Now after six years in D.C. special education, he is classified as Level 4, the most severe category. He spends little or no time in mainstream classes. School staff who say they canít help the boy have suggested sending him to another D.C. school, whose special education program is not considered particularly effective. Jones said her relationship with school staff has so deteriorated that she is now considering sending her son to a private school in Virginia ó at a cost to taxpayers of about $30,000 a year.

If Patrick ends up in a private school placement, the tuition and transportation costs will be added to the $44 million the District spent last year on just 1,600 children. If he stays where he is, his mother fears he will continue to be abused and his behavior will deteriorate further. She worries that as he approaches adolescence, she wonít be able to keep him on the right path. Jones, a single mother, is employed by the federal government and is working toward a bachelorís degree in business from Trinity College.

"I have a good job. I am not on drugs. We go places together as a family. I am trying to raise my son to be a man," she said. "It seems like the school keeps trying to tear me down."

Lacey said she is concerned about Patrickís case and has asked that it be investigated.

"He just didnít seem... emotionally disturbed," she said. "He was able to sit still and speak in front of an audience and state his case. Many kids canít do that, special education or not."

Meanwhile Jones fears that many of the 8,000 special education students in the District will end up in jail if they donít get help.

Other parents echo her sense of alarm.

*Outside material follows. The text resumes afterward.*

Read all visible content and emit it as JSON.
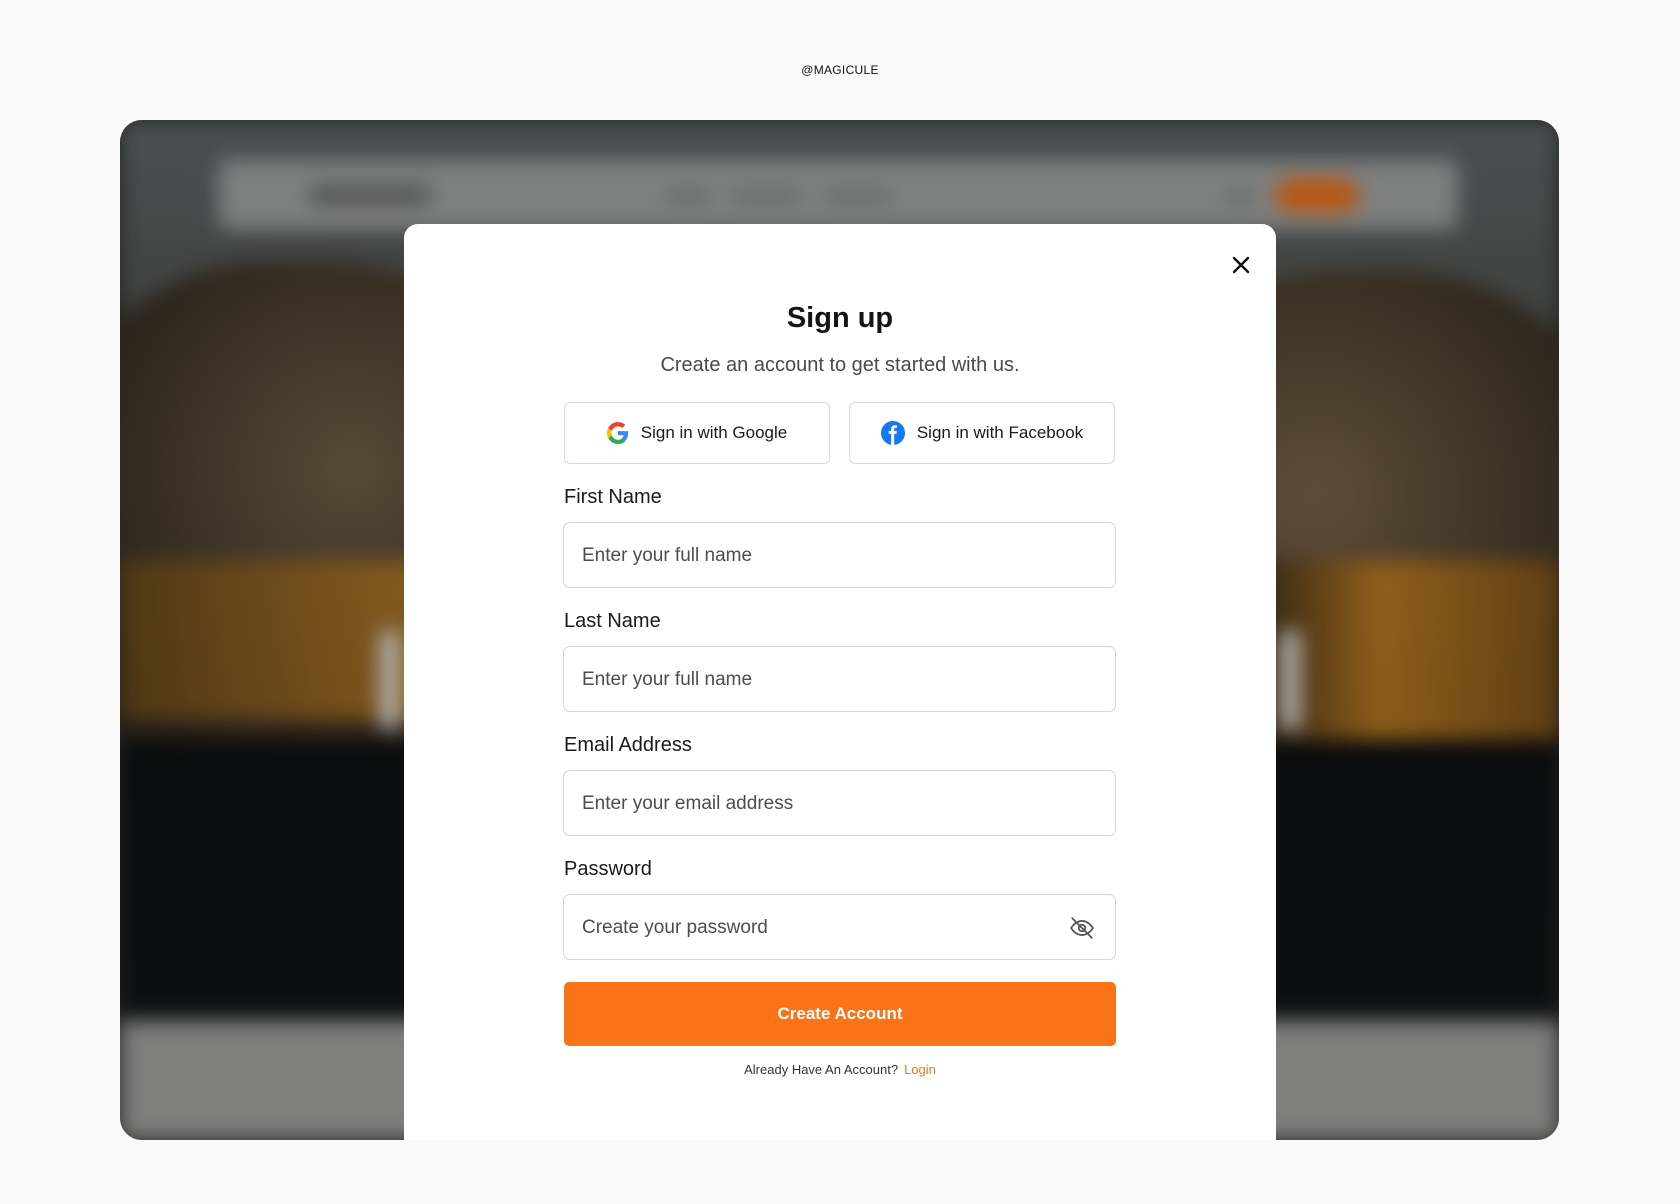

"How many of these kids are going to end up pregnant or in Lorton (prison)?" asked Ward 7 resident William Wilson. "If we donít help these kids today, they are going to be hitting us upside the head tomorrow."

Copyright 1999, The Common Denominator